Share
Pin it!
Google Plus

Leave No Child Behind

Stiff_Lee-100x140

by Lee V. Stiff, NCTM President 2000-2002
NCTM News Bulletin, May/June 2001

Over the last several decades, we have seen the narrowing of the performance gap between girls and boys in school mathematics. Addressing the disparity has resulted in marked improvements in comparison data. Unfortunately, the same cannot be said for efforts to improve the performance of minority students in mathematics.

Certainly, the differences in student performance in mathematics by ethnicity have been well documented. Yet, data from the National Assessment of Educational Progress reveal that over the last 20 years the gap between majority and minority achievement in high-level mathematics has not changed significantly.

The lack of improvement in minority students' mathematics knowledge, skills, and problem-solving abilities creates economic, social, and political disadvantages for these students as they advance into the future. Statistics from the U.S. Department of Labor show a stronger correlation between average hourly wages and mathematics ability than between these earnings and reading comprehension. Furthermore, the Department of Labor reports that the ten fastest growing occupations in the United States are in areas that depend on competence in mathematics, science, and technology. How is it, then, that academic differences between majority and minority students have persisted?

Several factors may contribute to the disparity. One may be that schools or teachers have different goals for minority students in mathematics classrooms. All across our two great nations--in rural, urban, and suburban settings--minority students are frequently relegated to "minimum proficiency" curricula, where the emphasis is on developing skills that hardly move students beyond "the basics." Meanwhile, majority students are likely to encounter curricula that reach well beyond "the basics," stressing problem solving, making connections, and showing multiple representations of important mathematical ideas and relationships.

Another factor that may perpetuate the gap between majority and minority students in mathematics performance is the difference in opportunities available for learning high-quality mathematics. Data show that about 26 percent of all public school students in grades 7­12 (more than 4 million students) are enrolled in mathematics classes that are taught by teachers without even a minor in mathematics or mathematics education (Ingersoll and Gruber 1996). In urban high schools, mathematics students have only a 50 percent chance of having a qualified mathematics teacher (Education Trust 1996). Moreover, whereas 70 percent of low-minority schools have mathematics teachers with mathematics majors, only 42 percent of high-minority schools do (Education Trust 1996). There should be little doubt that these conditions affect minority students dramatically.
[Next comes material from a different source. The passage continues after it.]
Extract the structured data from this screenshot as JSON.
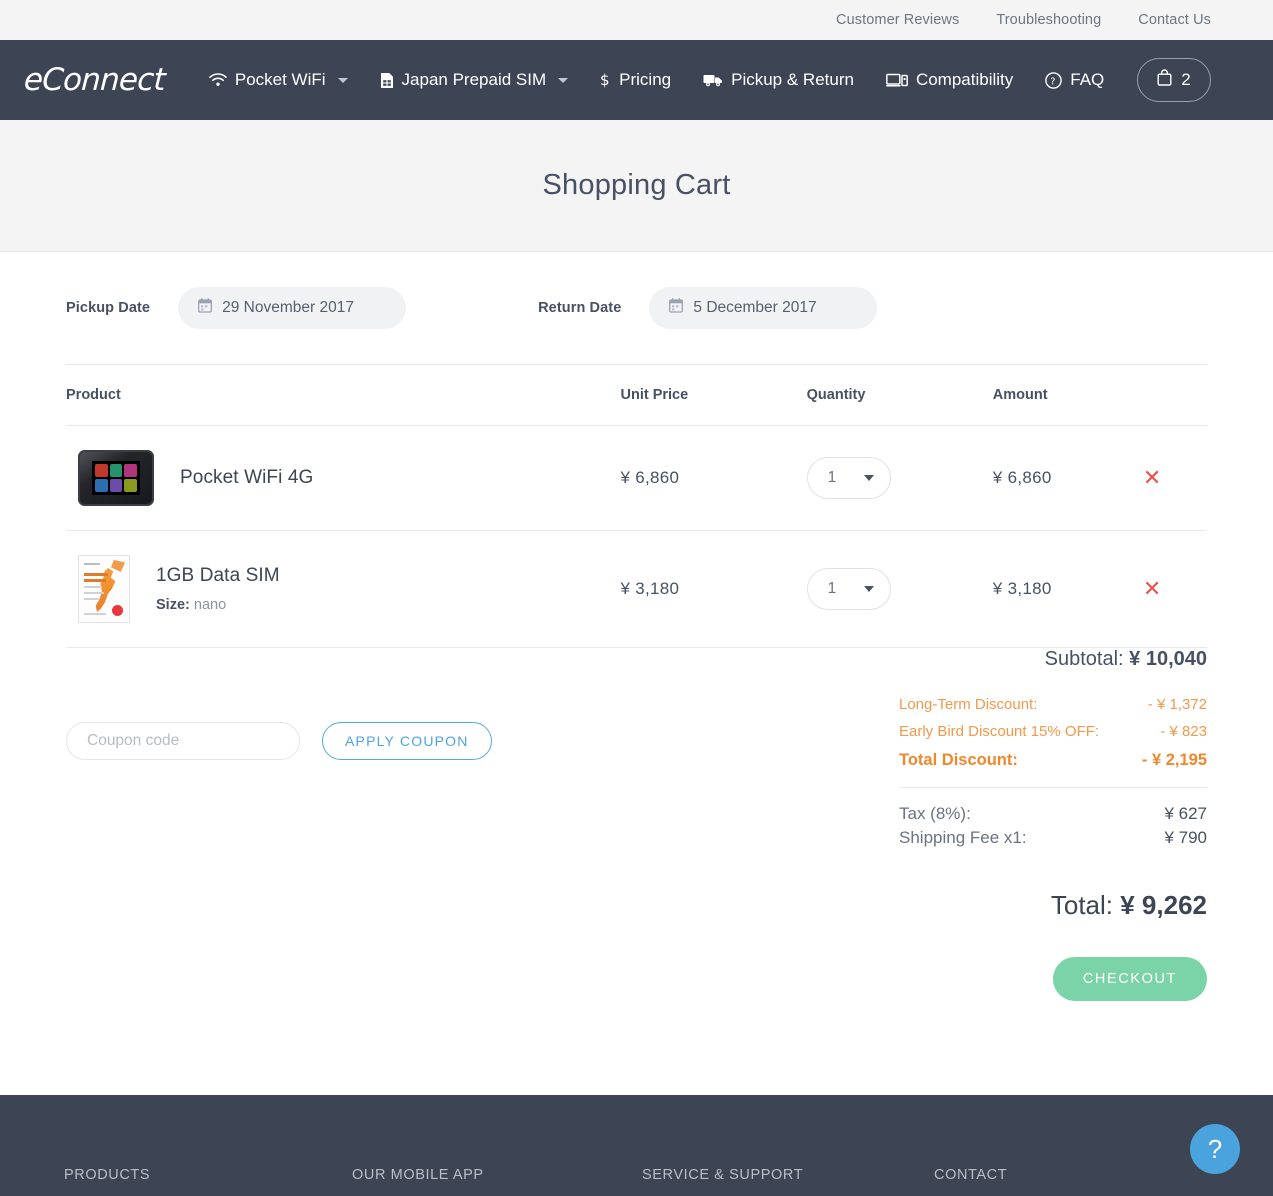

A principal factor contributing to the performance gap may be tracking--a remnant of the "new math" era, when separating students into different curricular tracks on the basis of their ability was a common practice. Although research indicates that tracking does not benefit students in mathematics, the thinking associated with it--that learning mathematics is an innate ability rather than one that is developed--remains with some mathematics teachers. Unfortunately, this belief can lead teachers to feel less responsible for their students' mathematics performance and undermine the equity in reform mathematics.

One important element that will help eliminate the disparities in mathematics education is the Equity Principle articulated in NCTM's Principles and Standards for School Mathematics (2000). This principle states that all students can be successful in mathematics and should be held to high expectations. This belief is one that teachers and education decision makers must agree on--prior to changing teaching practices or the allocation of resources--if they are going to make improvements that will benefit all students.
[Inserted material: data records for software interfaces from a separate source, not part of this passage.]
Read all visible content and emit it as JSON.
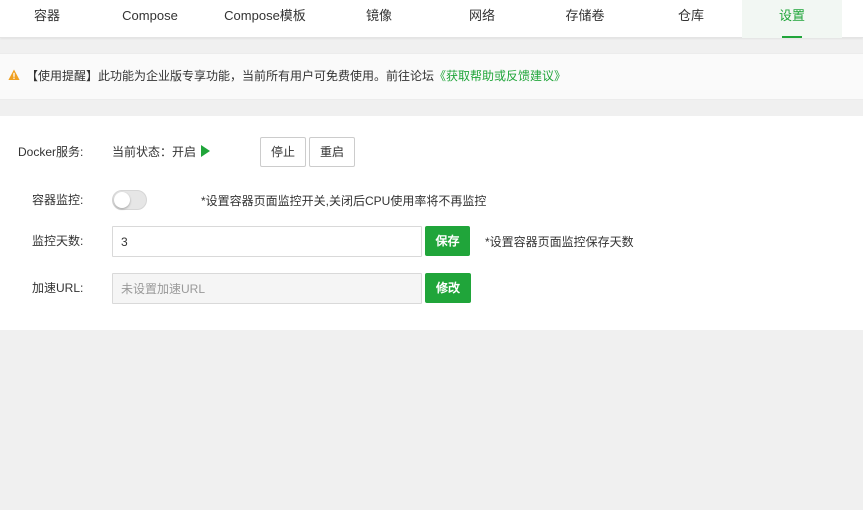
{
  "tabs": [
    {
      "label": "容器"
    },
    {
      "label": "Compose"
    },
    {
      "label": "Compose模板"
    },
    {
      "label": "镜像"
    },
    {
      "label": "网络"
    },
    {
      "label": "存储卷"
    },
    {
      "label": "仓库"
    },
    {
      "label": "设置",
      "active": true
    }
  ],
  "notice": {
    "text": "【使用提醒】此功能为企业版专享功能，当前所有用户可免费使用。前往论坛",
    "link": "《获取帮助或反馈建议》",
    "icon": "warning-icon",
    "icon_color": "#f0a020"
  },
  "docker_service": {
    "label": "Docker服务:",
    "status_prefix": "当前状态：",
    "status": "开启",
    "status_icon": "play-icon",
    "stop_label": "停止",
    "restart_label": "重启"
  },
  "monitor": {
    "label": "容器监控:",
    "enabled": false,
    "hint": "*设置容器页面监控开关,关闭后CPU使用率将不再监控"
  },
  "monitor_days": {
    "label": "监控天数:",
    "value": "3",
    "save_label": "保存",
    "hint": "*设置容器页面监控保存天数"
  },
  "accel_url": {
    "label": "加速URL:",
    "value": "",
    "placeholder": "未设置加速URL",
    "modify_label": "修改"
  },
  "colors": {
    "accent": "#20a53a",
    "background": "#f0f0f0"
  }
}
There is plenty of evidence that minority students can perform at high levels in mathematics--one need only look at the achievements in mathematics made by public school students in Los Angeles, Puerto Rico, and Pittsburgh, to name just a few localities.

To enable minority students in other communities to reach their potential, we need to ask ourselves the following questions: What am I doing to guarantee that all my students are taking the best mathematics that my school has to offer? How am I using information about my students to serve them better? Will I accept my students' failures as my own?

If we are to leave no student behind, we must become more proactive for the rights of every student. We must advocate for school and curricular changes consistent with Principles and Standards for School Mathematics. We must agree to set higher standards for our students and to accept higher standards for ourselves. And finally, we must demand that policymakers at all levels support a high-quality mathematics education for each and every child.

References

Education Trust. Education Watch: The 1996 Education Trust State and National Data Book. Washington, D.C.: Education Trust, 1996.

Ingersoll, Richard M., and Kerry Gruber. Out-of-Field Teaching and Educational Equality. Washington, D.C.: U.S. Department of Education, National Center for Education Statistics, 1996.

Your feedback is important! Comments or concerns regarding the content of this page may be sent to nctm@nctm.org. Thank you.